● **The task**
All lines of the material below that include the string "this" are to be copied.
[[ Available data, beginning ]]
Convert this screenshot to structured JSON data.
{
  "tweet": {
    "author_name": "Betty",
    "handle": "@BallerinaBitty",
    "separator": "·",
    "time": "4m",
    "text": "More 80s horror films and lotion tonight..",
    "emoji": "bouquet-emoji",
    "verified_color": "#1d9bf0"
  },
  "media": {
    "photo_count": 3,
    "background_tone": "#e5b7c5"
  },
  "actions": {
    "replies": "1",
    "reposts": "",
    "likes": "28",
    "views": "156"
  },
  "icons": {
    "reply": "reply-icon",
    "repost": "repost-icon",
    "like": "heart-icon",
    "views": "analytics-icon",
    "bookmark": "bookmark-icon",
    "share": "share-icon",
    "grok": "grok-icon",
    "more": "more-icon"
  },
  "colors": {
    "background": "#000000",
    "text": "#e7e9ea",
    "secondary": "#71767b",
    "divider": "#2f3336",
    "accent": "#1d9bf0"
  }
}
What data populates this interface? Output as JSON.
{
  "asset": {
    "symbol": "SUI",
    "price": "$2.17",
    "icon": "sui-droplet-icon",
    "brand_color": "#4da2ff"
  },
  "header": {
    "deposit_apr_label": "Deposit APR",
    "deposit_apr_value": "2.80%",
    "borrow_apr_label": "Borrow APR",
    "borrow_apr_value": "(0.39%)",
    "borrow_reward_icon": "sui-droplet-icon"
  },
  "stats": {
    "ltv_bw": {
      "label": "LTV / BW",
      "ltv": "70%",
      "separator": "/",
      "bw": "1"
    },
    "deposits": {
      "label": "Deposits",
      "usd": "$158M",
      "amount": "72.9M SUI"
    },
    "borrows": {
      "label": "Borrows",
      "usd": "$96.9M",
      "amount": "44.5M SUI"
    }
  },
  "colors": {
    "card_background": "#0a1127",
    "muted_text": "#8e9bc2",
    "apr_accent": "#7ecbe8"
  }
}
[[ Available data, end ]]
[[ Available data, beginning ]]
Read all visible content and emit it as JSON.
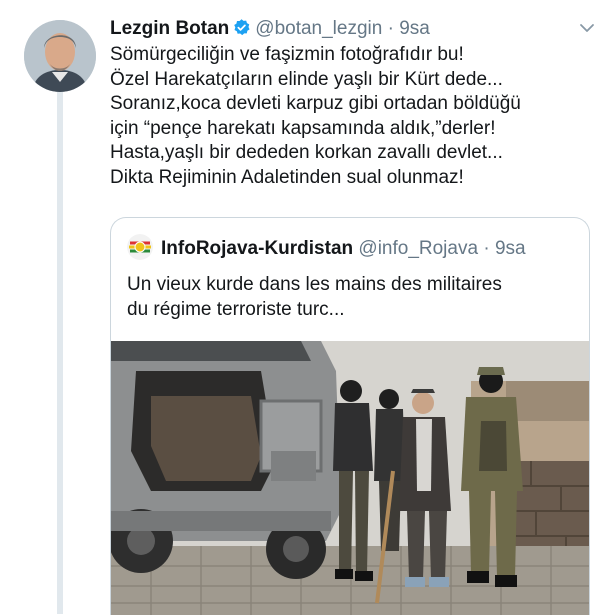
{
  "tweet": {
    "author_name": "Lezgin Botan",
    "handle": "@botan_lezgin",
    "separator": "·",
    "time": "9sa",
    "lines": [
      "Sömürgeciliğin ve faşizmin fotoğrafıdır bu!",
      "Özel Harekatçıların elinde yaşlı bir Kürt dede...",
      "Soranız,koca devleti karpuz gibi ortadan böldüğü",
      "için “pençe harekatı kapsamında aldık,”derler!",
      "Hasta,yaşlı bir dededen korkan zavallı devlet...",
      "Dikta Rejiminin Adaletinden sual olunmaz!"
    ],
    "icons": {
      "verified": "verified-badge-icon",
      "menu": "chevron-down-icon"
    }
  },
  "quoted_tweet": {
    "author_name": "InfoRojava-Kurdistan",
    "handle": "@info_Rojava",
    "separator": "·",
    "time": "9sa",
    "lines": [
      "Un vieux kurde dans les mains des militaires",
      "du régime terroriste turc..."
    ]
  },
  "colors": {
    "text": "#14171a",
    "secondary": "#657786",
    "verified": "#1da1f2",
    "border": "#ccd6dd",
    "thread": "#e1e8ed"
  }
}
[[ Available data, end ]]
● **Exercise result**
Convert this screenshot to structured JSON data.
What data populates this interface? Output as JSON.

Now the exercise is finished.